Building connection in children and youth: A bouncing and stretching article

Learn how you can help your child learn to bounce back and stretch their limits when setbacks happen. Seven easy ways to build resilience in kids.

Children need to understand that they can be independent but are also interdependent on others. Photo credit: Pixabay.
Children need to understand that they can be independent but are also interdependent on others. Photo credit: Pixabay.

Connection is one of the 7 C’s of resilience. Being connected to their family, friends and community gives children a sense of belonging and allows them to feel security to try new things.

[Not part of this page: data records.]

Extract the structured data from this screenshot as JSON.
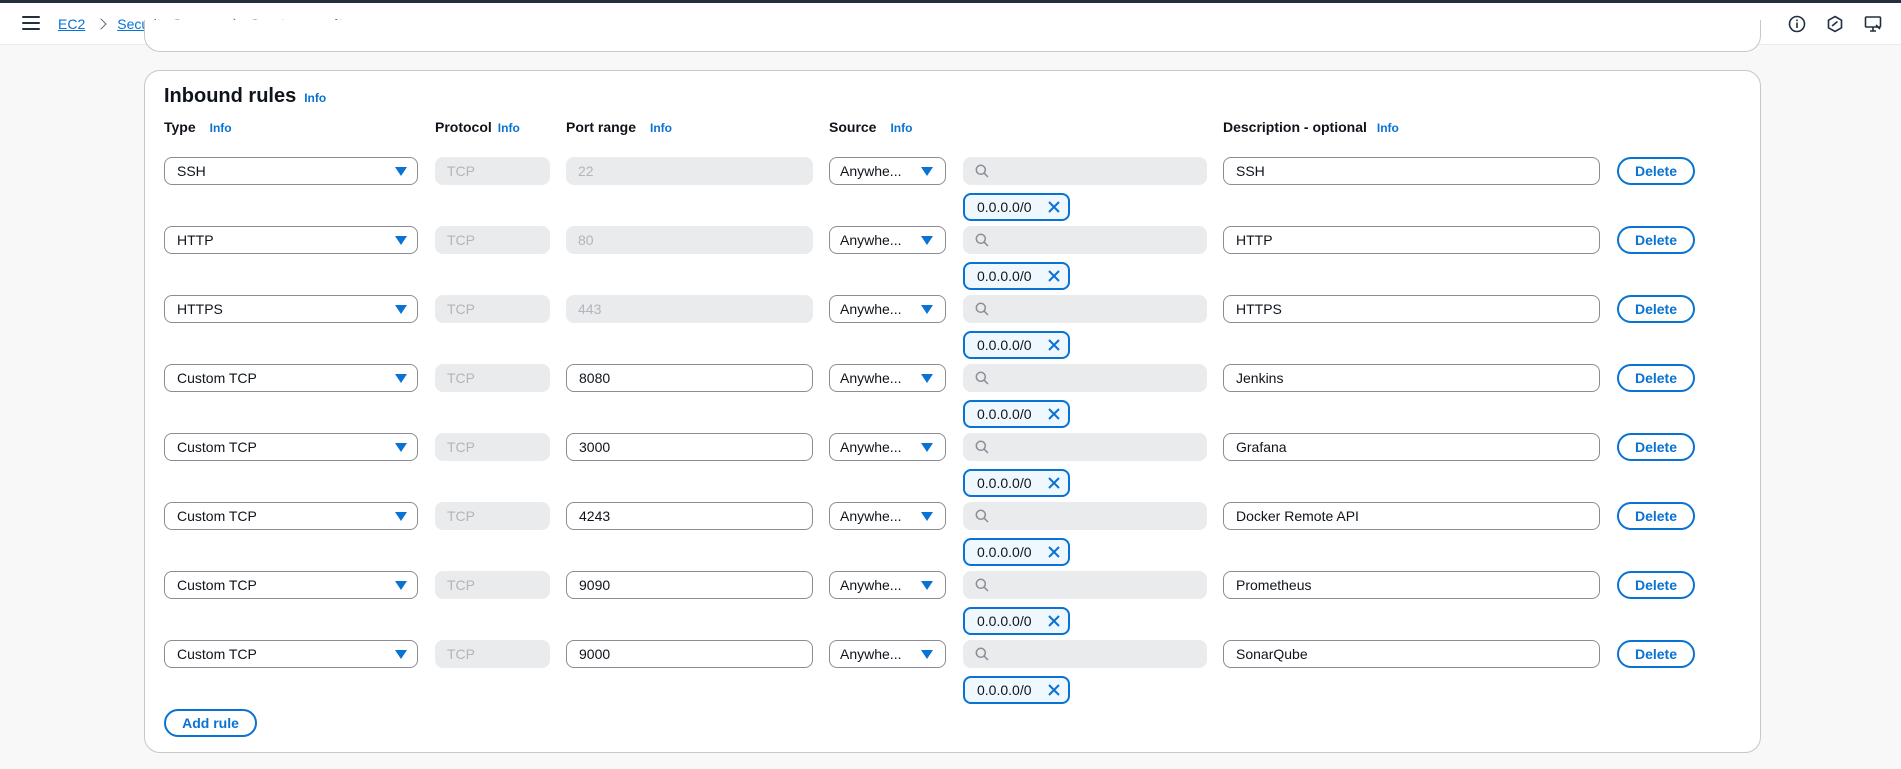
{
  "breadcrumbs": {
    "root": "EC2",
    "parent": "Security Groups",
    "current": "Create security group"
  },
  "header_icons": [
    "info-circle-icon",
    "settings-hex-icon",
    "display-feedback-icon"
  ],
  "inbound": {
    "title": "Inbound rules",
    "info_label": "Info",
    "columns": {
      "type": "Type",
      "protocol": "Protocol",
      "port_range": "Port range",
      "source": "Source",
      "description": "Description - optional"
    },
    "delete_label": "Delete",
    "add_rule_label": "Add rule",
    "rules": [
      {
        "type": "SSH",
        "protocol": "TCP",
        "port": "22",
        "port_editable": false,
        "source": "Anywhe...",
        "cidr": "0.0.0.0/0",
        "description": "SSH"
      },
      {
        "type": "HTTP",
        "protocol": "TCP",
        "port": "80",
        "port_editable": false,
        "source": "Anywhe...",
        "cidr": "0.0.0.0/0",
        "description": "HTTP"
      },
      {
        "type": "HTTPS",
        "protocol": "TCP",
        "port": "443",
        "port_editable": false,
        "source": "Anywhe...",
        "cidr": "0.0.0.0/0",
        "description": "HTTPS"
      },
      {
        "type": "Custom TCP",
        "protocol": "TCP",
        "port": "8080",
        "port_editable": true,
        "source": "Anywhe...",
        "cidr": "0.0.0.0/0",
        "description": "Jenkins"
      },
      {
        "type": "Custom TCP",
        "protocol": "TCP",
        "port": "3000",
        "port_editable": true,
        "source": "Anywhe...",
        "cidr": "0.0.0.0/0",
        "description": "Grafana"
      },
      {
        "type": "Custom TCP",
        "protocol": "TCP",
        "port": "4243",
        "port_editable": true,
        "source": "Anywhe...",
        "cidr": "0.0.0.0/0",
        "description": "Docker Remote API"
      },
      {
        "type": "Custom TCP",
        "protocol": "TCP",
        "port": "9090",
        "port_editable": true,
        "source": "Anywhe...",
        "cidr": "0.0.0.0/0",
        "description": "Prometheus"
      },
      {
        "type": "Custom TCP",
        "protocol": "TCP",
        "port": "9000",
        "port_editable": true,
        "source": "Anywhe...",
        "cidr": "0.0.0.0/0",
        "description": "SonarQube"
      }
    ]
  },
  "colors": {
    "accent": "#0972d3",
    "text": "#0f141a",
    "disabled_bg": "#e9ebed",
    "border": "#8c8c94"
  }
}
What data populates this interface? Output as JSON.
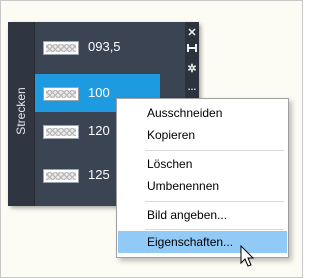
{
  "palette": {
    "tab_label": "Strecken",
    "rail_icons": [
      "close-icon",
      "pin-icon",
      "settings-icon"
    ],
    "items": [
      {
        "label": "093,5",
        "selected": false
      },
      {
        "label": "100",
        "selected": true
      },
      {
        "label": "120",
        "selected": false
      },
      {
        "label": "125",
        "selected": false
      }
    ]
  },
  "context_menu": {
    "items": [
      {
        "label": "Ausschneiden"
      },
      {
        "label": "Kopieren"
      },
      {
        "label": "Löschen"
      },
      {
        "label": "Umbenennen"
      },
      {
        "label": "Bild angeben..."
      },
      {
        "label": "Eigenschaften...",
        "hovered": true
      }
    ]
  },
  "colors": {
    "palette_bg": "#3b4453",
    "selected_bg": "#1e9be0",
    "menu_hover": "#91c9f7"
  }
}
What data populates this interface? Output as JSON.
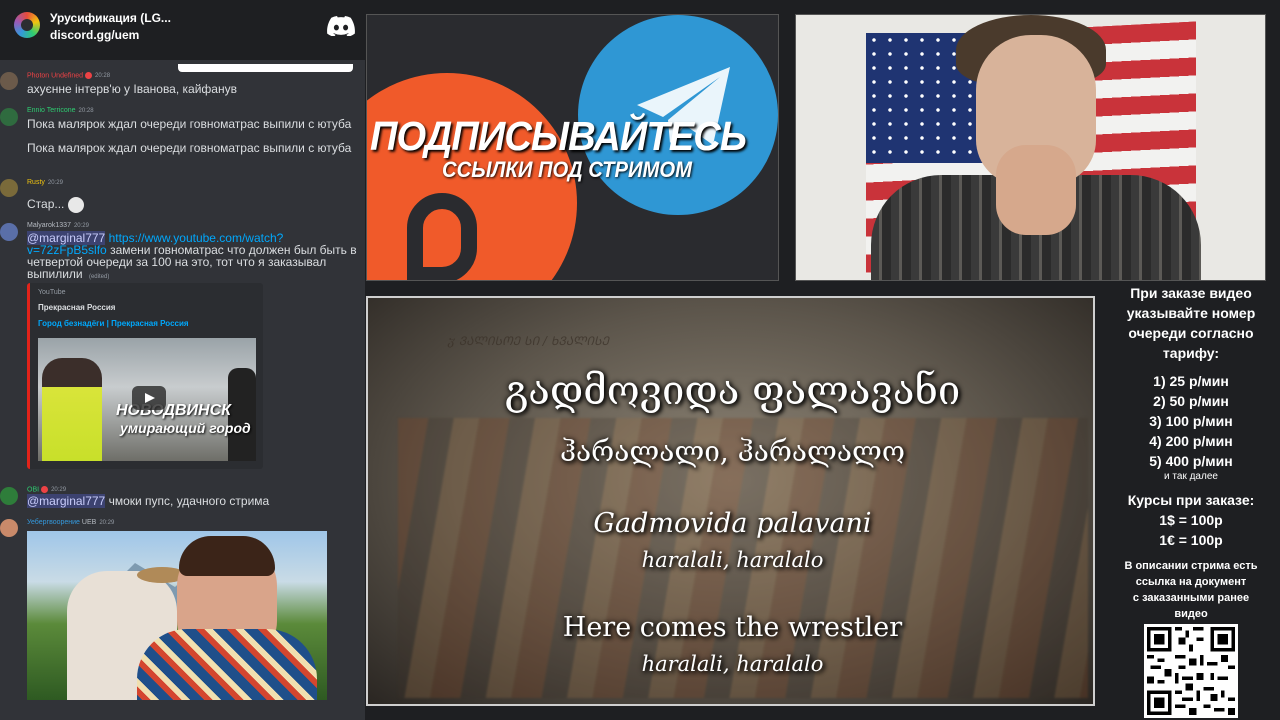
{
  "discord": {
    "server_name": "Урусификация (LG...",
    "invite": "discord.gg/uem",
    "messages": [
      {
        "user": "Photon Undefined",
        "time": "20:28",
        "color": "#ed4245",
        "lines": [
          "ахуєнне інтерв'ю у Іванова, кайфанув"
        ]
      },
      {
        "user": "Ennio Terricone",
        "time": "20:28",
        "color": "#2ecc71",
        "lines": [
          "Пока малярок ждал очереди говноматрас выпили с ютуба",
          "Пока малярок ждал очереди говноматрас выпили с ютуба"
        ]
      },
      {
        "user": "Rusty",
        "time": "20:29",
        "color": "#f1c40f",
        "lines": [
          "Стар..."
        ]
      },
      {
        "user": "Malyarok1337",
        "time": "20:29",
        "color": "#b5bac1",
        "mention": "@marginal777",
        "link": "https://www.youtube.com/watch?v=72zFpB5slfo",
        "rest": "замени говноматрас что должен был быть в четвертой очереди за 100 на это, тот что я заказывал выпилили",
        "edited": "(edited)"
      },
      {
        "user": "OBI",
        "time": "20:29",
        "color": "#2ecc71",
        "mention": "@marginal777",
        "rest": "чмоки пупс, удачного стрима"
      },
      {
        "user": "Уебергвоорение",
        "time": "20:29",
        "color": "#3498db",
        "tag": "UEB"
      }
    ],
    "embed": {
      "provider": "YouTube",
      "author": "Прекрасная Россия",
      "title": "Город безнадёги | Прекрасная Россия",
      "thumb_title": "НОВОДВИНСК",
      "thumb_subtitle": "умирающий город"
    }
  },
  "promo": {
    "title": "ПОДПИСЫВАЙТЕСЬ",
    "subtitle": "ССЫЛКИ ПОД СТРИМОМ",
    "telegram_color": "#2f97d4",
    "boosty_color": "#f05a2a"
  },
  "video": {
    "handwriting": "ჳ ᲕᲐᲚᲘᲡᲝᲔ ᲡᲘ / ᲮᲕᲐᲚᲘᲡᲔ",
    "georgian_line1": "გადმოვიდა ფალავანი",
    "georgian_line2": "ჰარალალი, ჰარალალო",
    "latin_line1": "Gadmovida palavani",
    "latin_line2": "haralali, haralalo",
    "english_line1": "Here comes the wrestler",
    "english_line2": "haralali, haralalo"
  },
  "info": {
    "heading": [
      "При заказе видео",
      "указывайте номер",
      "очереди согласно",
      "тарифу:"
    ],
    "tariffs": [
      "1) 25 р/мин",
      "2) 50 р/мин",
      "3) 100 р/мин",
      "4) 200 р/мин",
      "5) 400 р/мин"
    ],
    "and_more": "и так далее",
    "rates_heading": "Курсы при заказе:",
    "rates": [
      "1$ = 100р",
      "1€ = 100р"
    ],
    "note": [
      "В описании стрима есть",
      "ссылка на документ",
      "с заказанными ранее",
      "видео"
    ]
  }
}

The goal of parents is to raise independent children that can take care of themselves and thrive in adulthood, but that isn’t done alone and being connected helps them achieve this goal.  Children need to understand that they can be independent, but are also interdependent on others to help them through good times and bad times.

Michigan State University Extension has outlined four ways that helping children and youth build conection can offer support and reinforcement.

  • Empathy: Empathy allows them to see the perspective of another person. By modeling empathy when your child is upset or having a rough time it helps them to feel that they are understood. It is important for both boys and girls to be encouraged to talk about their emotions, even the uncomfortable or messy ones so that they become more aware of how their emotions effect them.
  • Listen: Becoming a good listener can help your child feel safe enough to talk about difficult situations they are experiencing.  There are several tips to help parents really listen to their children:
    • Don’t interrupt: Try to not jump in and solve the problem. Allow them to talk openly without jumping in and giving advice or opinions. Use statements like, “Tell me more…” or “You are doing a great job of describing what happened…” to keep the conversation going.
    • Silence: Be OK with silence. It can be hard, but be OK with allowing them to think and gather their words or thoughts.
    • Make time: Know when your child needs to talk and then make time to listen without interruptions.
    • Body langauge matters: Be aware of your body language when you are listening to your child. Try to control your reactions so that they know you are listening and not judging which could cause them to get angry or upset. This can be hard when the topics are difficult, but this will show your child that you truly are listening to what they are saying.
    • Quality and quatity: The time that you spend with your child is important, even doing day-to-day activities can be a time to listen. The more time that you spend with your child, the more opportunites there are for open conversations.
    • Clarify: To show that you really are listening clarify what you heard them say, escpecially if you aren’t sure you got it! Use statements like, “This is what I heard. Did I understand you correctly?” or “When something like that happened to me, I felt like…Do you feel a little like that?” Once you understand how they feel, ask them how you can be most helpful.  Sometimes it’s just listening that is needed, other times is might be advice. Ask them, “How are you thinking of handling this situation” to help them solve the problem.
  • Use everyday moments: Routine moments like making dinner, doing laundry or rides in the car can be great places to connect with your child. Use the time for conversations and getting to know what’s happening at school and with friends. Consider creating family rituals such as eating at least one meal together as a family, reading bedtime stories, playing board games or other activities. For older children, establish a nightly check-in routine so you know when they are home safely before they go off to bed.
  • Widen their support circle: Ensure that your child has more than one circle of friends. Consider friends they might have at school, in a faith community or from activities they are involved with. Strengthen connetions with cousins, neighbors, school, their community and even their environment.

For a deeper look at helping build connection in children and youth check out Building Resilience in Children and Teens by Dr. Kenneth Ginsberg. For more information and resources about developing resiliency in children and youth visit Fostering Resilience, the Search Institute and the Devereux Center for Resilient Children. For more articles on child development, academic success, parenting and life skill development, please visit the MSU Extension website. This is the fourth article in a series: Bouncing and stretching, Building competence in children and youth and Building confidence in children and youth: A bouncing and stretching article.

Did you find this article useful?